I’m like some creature who has been released back into the wild after years of captivity. To protect myself from running around in circles and hitting my head off things, I have to take occasional deep breaths. When I do, the very air I inhale is a soothing sedative of calm.
This morning I began.
It started with moving a few things from here to there, turning on Lyric FM, and throwing stuff in the bin. Finally after a few “what the hell am I doing?” moments, I came to sitting on the floor. I took five deep breaths, jumped in the car and went to Tramore. I bought bread in our much loved Seagull Bakery and avoided every delicious sweet thing by turning my head the other way. (I did indulge in a rush of happiness when the pain au chocolate wafted past.)
On the way back I saw the buzzard and snapped her on a tree branch. In focus for once. After lunch I fiddled with photographs, consulted the three card Tarot spread and made notes. I fussed over this blog for a good hour and fed the Robin who gorged on some vegan roast leftovers.
Later I sketched out the bones of 14 projects I would like to have unfold over 2017. Too much, too much. Then I responded to emails, checked in on social media and made food. At 7 I enjoyed that meal with my family and settled down to watch some TV.
When the New York Times come to interview me about my “creative daily routine” I won’t be sharing this!

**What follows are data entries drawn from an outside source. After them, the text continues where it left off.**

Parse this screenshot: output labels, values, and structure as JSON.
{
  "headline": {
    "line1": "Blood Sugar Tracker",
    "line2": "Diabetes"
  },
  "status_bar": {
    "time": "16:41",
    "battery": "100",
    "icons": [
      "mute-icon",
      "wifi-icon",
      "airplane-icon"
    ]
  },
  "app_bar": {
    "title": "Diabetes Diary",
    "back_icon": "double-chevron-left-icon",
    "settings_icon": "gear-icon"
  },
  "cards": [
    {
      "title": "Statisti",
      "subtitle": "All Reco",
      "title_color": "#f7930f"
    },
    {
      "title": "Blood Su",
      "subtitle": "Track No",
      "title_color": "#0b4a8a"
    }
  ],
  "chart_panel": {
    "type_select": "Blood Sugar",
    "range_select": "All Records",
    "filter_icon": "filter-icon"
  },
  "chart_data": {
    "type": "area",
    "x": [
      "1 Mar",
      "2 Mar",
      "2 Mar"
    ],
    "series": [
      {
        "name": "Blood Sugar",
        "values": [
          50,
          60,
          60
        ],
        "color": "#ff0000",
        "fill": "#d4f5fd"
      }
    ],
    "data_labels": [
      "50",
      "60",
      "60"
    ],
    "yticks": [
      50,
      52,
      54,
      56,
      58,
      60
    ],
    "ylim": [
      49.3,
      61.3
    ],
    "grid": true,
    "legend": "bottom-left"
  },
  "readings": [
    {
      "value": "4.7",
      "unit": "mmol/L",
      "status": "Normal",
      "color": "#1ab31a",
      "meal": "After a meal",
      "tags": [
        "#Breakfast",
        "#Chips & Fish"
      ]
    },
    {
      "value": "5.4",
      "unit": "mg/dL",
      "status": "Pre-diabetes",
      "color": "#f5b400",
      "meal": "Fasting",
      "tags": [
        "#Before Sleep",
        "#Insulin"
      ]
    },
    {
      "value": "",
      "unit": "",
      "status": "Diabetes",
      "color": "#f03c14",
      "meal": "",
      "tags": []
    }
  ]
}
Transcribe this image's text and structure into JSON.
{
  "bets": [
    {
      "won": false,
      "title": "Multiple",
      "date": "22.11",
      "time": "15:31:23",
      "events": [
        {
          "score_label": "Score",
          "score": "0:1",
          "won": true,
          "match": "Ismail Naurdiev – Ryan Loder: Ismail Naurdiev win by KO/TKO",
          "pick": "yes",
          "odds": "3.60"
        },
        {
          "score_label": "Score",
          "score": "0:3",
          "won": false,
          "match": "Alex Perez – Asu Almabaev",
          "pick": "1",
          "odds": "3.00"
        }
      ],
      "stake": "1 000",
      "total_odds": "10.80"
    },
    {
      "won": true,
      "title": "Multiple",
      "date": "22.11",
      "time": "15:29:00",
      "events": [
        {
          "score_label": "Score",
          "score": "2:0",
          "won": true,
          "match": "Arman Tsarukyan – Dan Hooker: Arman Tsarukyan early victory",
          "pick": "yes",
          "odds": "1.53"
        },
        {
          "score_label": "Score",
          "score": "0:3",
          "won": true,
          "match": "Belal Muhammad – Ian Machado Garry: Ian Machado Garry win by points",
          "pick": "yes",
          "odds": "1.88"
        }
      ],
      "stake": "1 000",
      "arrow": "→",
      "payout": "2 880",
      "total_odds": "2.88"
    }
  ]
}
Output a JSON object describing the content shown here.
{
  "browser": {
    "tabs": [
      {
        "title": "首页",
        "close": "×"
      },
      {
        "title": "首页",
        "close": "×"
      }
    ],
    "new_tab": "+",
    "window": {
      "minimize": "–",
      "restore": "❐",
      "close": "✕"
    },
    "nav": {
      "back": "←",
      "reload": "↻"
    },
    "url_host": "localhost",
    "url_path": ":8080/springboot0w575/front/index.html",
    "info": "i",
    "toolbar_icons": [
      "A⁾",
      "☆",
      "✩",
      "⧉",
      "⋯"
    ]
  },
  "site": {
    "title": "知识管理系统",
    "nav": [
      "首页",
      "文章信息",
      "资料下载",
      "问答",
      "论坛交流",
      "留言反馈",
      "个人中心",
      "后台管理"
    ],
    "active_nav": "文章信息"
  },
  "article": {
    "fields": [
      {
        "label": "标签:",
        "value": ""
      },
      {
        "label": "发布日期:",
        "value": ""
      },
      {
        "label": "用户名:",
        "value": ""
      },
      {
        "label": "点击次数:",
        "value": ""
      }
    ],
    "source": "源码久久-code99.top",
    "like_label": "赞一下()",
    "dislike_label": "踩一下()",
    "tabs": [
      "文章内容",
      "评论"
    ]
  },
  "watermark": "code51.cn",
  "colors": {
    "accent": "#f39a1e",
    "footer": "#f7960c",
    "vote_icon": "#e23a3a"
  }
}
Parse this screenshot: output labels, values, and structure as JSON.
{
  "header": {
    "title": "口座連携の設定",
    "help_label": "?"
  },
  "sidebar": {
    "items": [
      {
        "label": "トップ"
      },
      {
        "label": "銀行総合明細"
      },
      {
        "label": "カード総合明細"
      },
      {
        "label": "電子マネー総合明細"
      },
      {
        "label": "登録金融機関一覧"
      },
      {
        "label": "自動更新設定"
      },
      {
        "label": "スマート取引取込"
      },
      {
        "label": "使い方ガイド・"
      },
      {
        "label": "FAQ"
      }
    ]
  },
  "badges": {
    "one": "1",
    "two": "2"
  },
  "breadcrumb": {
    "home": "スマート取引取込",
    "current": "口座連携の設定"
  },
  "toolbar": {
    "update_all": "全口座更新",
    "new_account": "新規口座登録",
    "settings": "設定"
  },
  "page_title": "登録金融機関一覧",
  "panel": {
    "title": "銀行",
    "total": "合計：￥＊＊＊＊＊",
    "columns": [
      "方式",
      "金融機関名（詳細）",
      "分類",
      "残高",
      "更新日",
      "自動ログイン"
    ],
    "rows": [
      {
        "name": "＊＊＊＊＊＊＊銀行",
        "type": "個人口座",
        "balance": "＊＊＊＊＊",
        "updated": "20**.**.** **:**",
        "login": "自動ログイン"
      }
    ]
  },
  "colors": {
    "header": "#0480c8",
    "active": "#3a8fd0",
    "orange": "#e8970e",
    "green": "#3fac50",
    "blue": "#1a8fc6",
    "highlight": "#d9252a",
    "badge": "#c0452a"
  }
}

Because today I was still gnawing away at the remnants of a past life where days are planned and lists are ticked off. I am right on the threshold* between two worlds. I am stepping through the magic door.
But most of all I am considering that superb piece of advice from Elizabeth Gilbert which simply says “Follow your curiosity.”
“If you go back to the etymology of the word ‘threshold,’ it comes from ‘threshing,’ which is to separate the grain from the husk. So the threshold, in a way, is a place where you move into more critical and challenging and worthy fullness. There are huge thresholds in every life. You know that, for instance, if you are in the middle of your life in a busy evening, fifty things to do and you get a phone call that somebody you love is suddenly dying, it takes ten seconds to communicate that information. But when you put the phone down, you are already standing in a different world. Suddenly everything that seems so important before is all gone and now you are thinking of this. So the given world that we think is there and the solid ground we are on is so tentative. And a threshold is a line which separates two territories of spirit, and very often how we cross is the key thing,” John O’Donohue, in his conversation with Krista Tippett.